What you have to do :: Give the number of lines in the material below that contain the word "CreativeWork", and nothing else.

Data for this task ::
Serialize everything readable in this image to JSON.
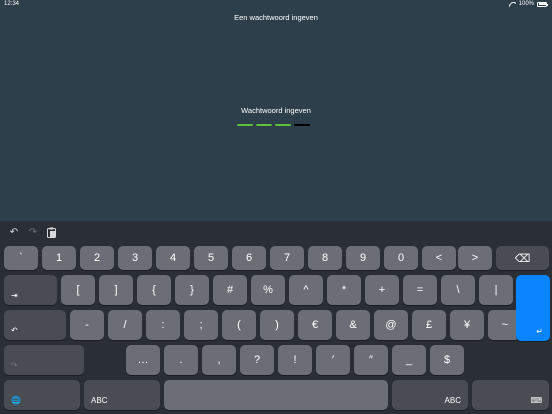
{
  "status": {
    "time": "12:34",
    "battery": "100%"
  },
  "screen": {
    "title": "Een wachtwoord ingeven",
    "password_label": "Wachtwoord ingeven",
    "password_dashes": [
      {
        "color": "#5fbf3a"
      },
      {
        "color": "#5fbf3a"
      },
      {
        "color": "#5fbf3a"
      },
      {
        "color": "#000000"
      }
    ]
  },
  "keyboard": {
    "shortcuts": {
      "undo": "↶",
      "redo": "↷",
      "paste": "📋"
    },
    "row1": [
      "`",
      "1",
      "2",
      "3",
      "4",
      "5",
      "6",
      "7",
      "8",
      "9",
      "0",
      "<",
      ">"
    ],
    "row2": [
      "[",
      "]",
      "{",
      "}",
      "#",
      "%",
      "^",
      "*",
      "+",
      "=",
      "\\",
      "|"
    ],
    "row3": [
      "-",
      "/",
      ":",
      ";",
      "(",
      ")",
      "€",
      "&",
      "@",
      "£",
      "¥",
      "~"
    ],
    "row4": [
      "…",
      ".",
      ",",
      "?",
      "!",
      "′",
      "″",
      "_",
      "$"
    ],
    "abc_left": "ABC",
    "abc_right": "ABC",
    "delete_icon": "⌫",
    "tab_icon": "⇥",
    "undo_key_icon": "↶",
    "redo_key_icon": "↷",
    "return_icon": "↵",
    "globe_icon": "🌐",
    "hide_keyboard_icon": "⌨"
  }
}
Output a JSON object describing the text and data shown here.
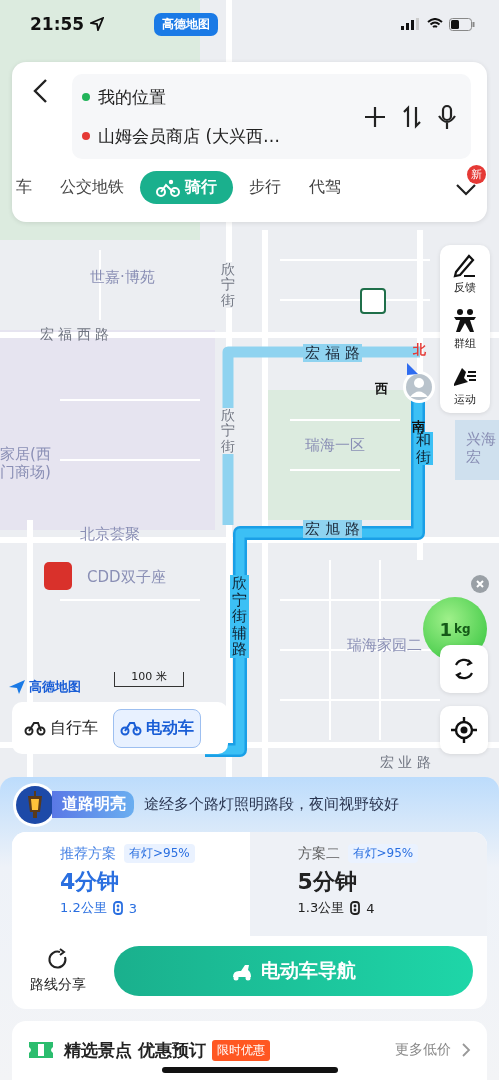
{
  "status_bar": {
    "time": "21:55",
    "back_app": "高德地图"
  },
  "search": {
    "origin": "我的位置",
    "destination": "山姆会员商店 (大兴西…"
  },
  "modes": [
    {
      "label": "车",
      "selected": false
    },
    {
      "label": "公交地铁",
      "selected": false
    },
    {
      "label": "骑行",
      "selected": true
    },
    {
      "label": "步行",
      "selected": false
    },
    {
      "label": "代驾",
      "selected": false
    }
  ],
  "more_badge": "新",
  "map": {
    "labels": [
      {
        "text": "世嘉·博苑",
        "kind": "place"
      },
      {
        "text": "宏 福 西 路",
        "kind": "road"
      },
      {
        "text": "欣宁街",
        "kind": "road-v"
      },
      {
        "text": "宏 福 路",
        "kind": "route"
      },
      {
        "text": "欣宁街",
        "kind": "road-v"
      },
      {
        "text": "瑞海一区",
        "kind": "place"
      },
      {
        "text": "家居(西门商场)",
        "kind": "place-wrap"
      },
      {
        "text": "和街",
        "kind": "route-v"
      },
      {
        "text": "兴海宏",
        "kind": "place-stack"
      },
      {
        "text": "北京荟聚",
        "kind": "place"
      },
      {
        "text": "宏 旭 路",
        "kind": "route"
      },
      {
        "text": "CDD双子座",
        "kind": "place"
      },
      {
        "text": "欣宁街辅路",
        "kind": "route-v"
      },
      {
        "text": "瑞海家园二",
        "kind": "place"
      },
      {
        "text": "宏 业 路",
        "kind": "road"
      }
    ],
    "compass": [
      {
        "text": "北",
        "kind": "north"
      },
      {
        "text": "西",
        "kind": "side"
      },
      {
        "text": "南",
        "kind": "side"
      }
    ],
    "scale": "100 米",
    "logo": "高德地图"
  },
  "side_tools": [
    {
      "label": "反馈"
    },
    {
      "label": "群组"
    },
    {
      "label": "运动"
    }
  ],
  "carbon_bubble": {
    "value": "1",
    "unit": "kg"
  },
  "vehicle_types": [
    {
      "label": "自行车",
      "selected": false
    },
    {
      "label": "电动车",
      "selected": true
    }
  ],
  "highlight": {
    "badge": "道路明亮",
    "text": "途经多个路灯照明路段，夜间视野较好"
  },
  "routes": [
    {
      "name": "推荐方案",
      "tag": "有灯>95%",
      "duration": "4分钟",
      "distance": "1.2公里",
      "lights": "3",
      "selected": true
    },
    {
      "name": "方案二",
      "tag": "有灯>95%",
      "duration": "5分钟",
      "distance": "1.3公里",
      "lights": "4",
      "selected": false
    }
  ],
  "share_label": "路线分享",
  "nav_button": "电动车导航",
  "promo": {
    "title": "精选景点 优惠预订",
    "tag": "限时优惠",
    "more": "更多低价"
  }
}
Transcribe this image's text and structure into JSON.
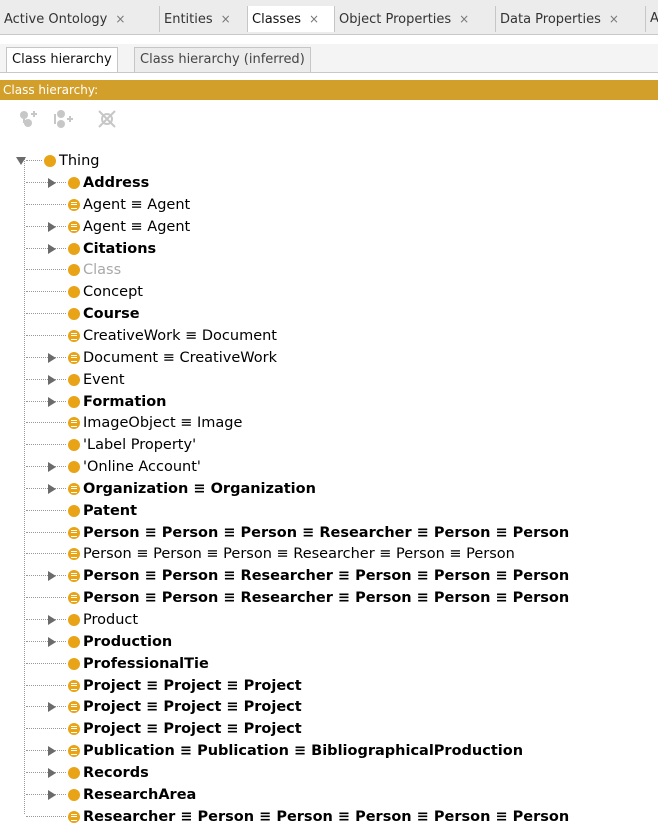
{
  "colors": {
    "header": "#d39f2b",
    "bullet": "#e8a317",
    "tab_bg": "#ececec"
  },
  "tabs": [
    {
      "label": "Active Ontology",
      "close": "×"
    },
    {
      "label": "Entities",
      "close": "×"
    },
    {
      "label": "Classes",
      "close": "×"
    },
    {
      "label": "Object Properties",
      "close": "×"
    },
    {
      "label": "Data Properties",
      "close": "×"
    },
    {
      "label": "A",
      "close": ""
    }
  ],
  "subtabs": [
    {
      "label": "Class hierarchy"
    },
    {
      "label": "Class hierarchy (inferred)"
    }
  ],
  "header": {
    "title": "Class hierarchy:"
  },
  "toolbar": {
    "buttons": [
      {
        "icon": "add-subclass-icon"
      },
      {
        "icon": "add-sibling-class-icon"
      },
      {
        "icon": "delete-class-icon"
      }
    ]
  },
  "tree": {
    "root": {
      "label": "Thing",
      "icon": "class-bullet-icon"
    },
    "items": [
      {
        "label": "Address",
        "style": "bold",
        "expandable": true,
        "equivalent": false
      },
      {
        "label": "Agent ≡ Agent",
        "style": "normal",
        "expandable": false,
        "equivalent": true
      },
      {
        "label": "Agent ≡ Agent",
        "style": "normal",
        "expandable": true,
        "equivalent": true
      },
      {
        "label": "Citations",
        "style": "bold",
        "expandable": true,
        "equivalent": false
      },
      {
        "label": "Class",
        "style": "grey",
        "expandable": false,
        "equivalent": false
      },
      {
        "label": "Concept",
        "style": "normal",
        "expandable": false,
        "equivalent": false
      },
      {
        "label": "Course",
        "style": "bold",
        "expandable": false,
        "equivalent": false
      },
      {
        "label": "CreativeWork ≡ Document",
        "style": "normal",
        "expandable": false,
        "equivalent": true
      },
      {
        "label": "Document ≡ CreativeWork",
        "style": "normal",
        "expandable": true,
        "equivalent": true
      },
      {
        "label": "Event",
        "style": "normal",
        "expandable": true,
        "equivalent": false
      },
      {
        "label": "Formation",
        "style": "bold",
        "expandable": true,
        "equivalent": false
      },
      {
        "label": "ImageObject ≡ Image",
        "style": "normal",
        "expandable": false,
        "equivalent": true
      },
      {
        "label": "'Label Property'",
        "style": "normal",
        "expandable": false,
        "equivalent": false
      },
      {
        "label": "'Online Account'",
        "style": "normal",
        "expandable": true,
        "equivalent": false
      },
      {
        "label": "Organization ≡ Organization",
        "style": "bold",
        "expandable": true,
        "equivalent": true
      },
      {
        "label": "Patent",
        "style": "bold",
        "expandable": false,
        "equivalent": false
      },
      {
        "label": "Person ≡ Person ≡ Person ≡ Researcher ≡ Person ≡ Person",
        "style": "bold",
        "expandable": false,
        "equivalent": true
      },
      {
        "label": "Person ≡ Person ≡ Person ≡ Researcher ≡ Person ≡ Person",
        "style": "normal",
        "expandable": false,
        "equivalent": true
      },
      {
        "label": "Person ≡ Person ≡ Researcher ≡ Person ≡ Person ≡ Person",
        "style": "bold",
        "expandable": true,
        "equivalent": true
      },
      {
        "label": "Person ≡ Person ≡ Researcher ≡ Person ≡ Person ≡ Person",
        "style": "bold",
        "expandable": false,
        "equivalent": true
      },
      {
        "label": "Product",
        "style": "normal",
        "expandable": true,
        "equivalent": false
      },
      {
        "label": "Production",
        "style": "bold",
        "expandable": true,
        "equivalent": false
      },
      {
        "label": "ProfessionalTie",
        "style": "bold",
        "expandable": false,
        "equivalent": false
      },
      {
        "label": "Project ≡ Project ≡ Project",
        "style": "bold",
        "expandable": false,
        "equivalent": true
      },
      {
        "label": "Project ≡ Project ≡ Project",
        "style": "bold",
        "expandable": true,
        "equivalent": true
      },
      {
        "label": "Project ≡ Project ≡ Project",
        "style": "bold",
        "expandable": false,
        "equivalent": true
      },
      {
        "label": "Publication ≡ Publication ≡ BibliographicalProduction",
        "style": "bold",
        "expandable": true,
        "equivalent": true
      },
      {
        "label": "Records",
        "style": "bold",
        "expandable": true,
        "equivalent": false
      },
      {
        "label": "ResearchArea",
        "style": "bold",
        "expandable": true,
        "equivalent": false
      },
      {
        "label": "Researcher ≡ Person ≡ Person ≡ Person ≡ Person ≡ Person",
        "style": "bold",
        "expandable": false,
        "equivalent": true
      }
    ]
  }
}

Written solution :: 2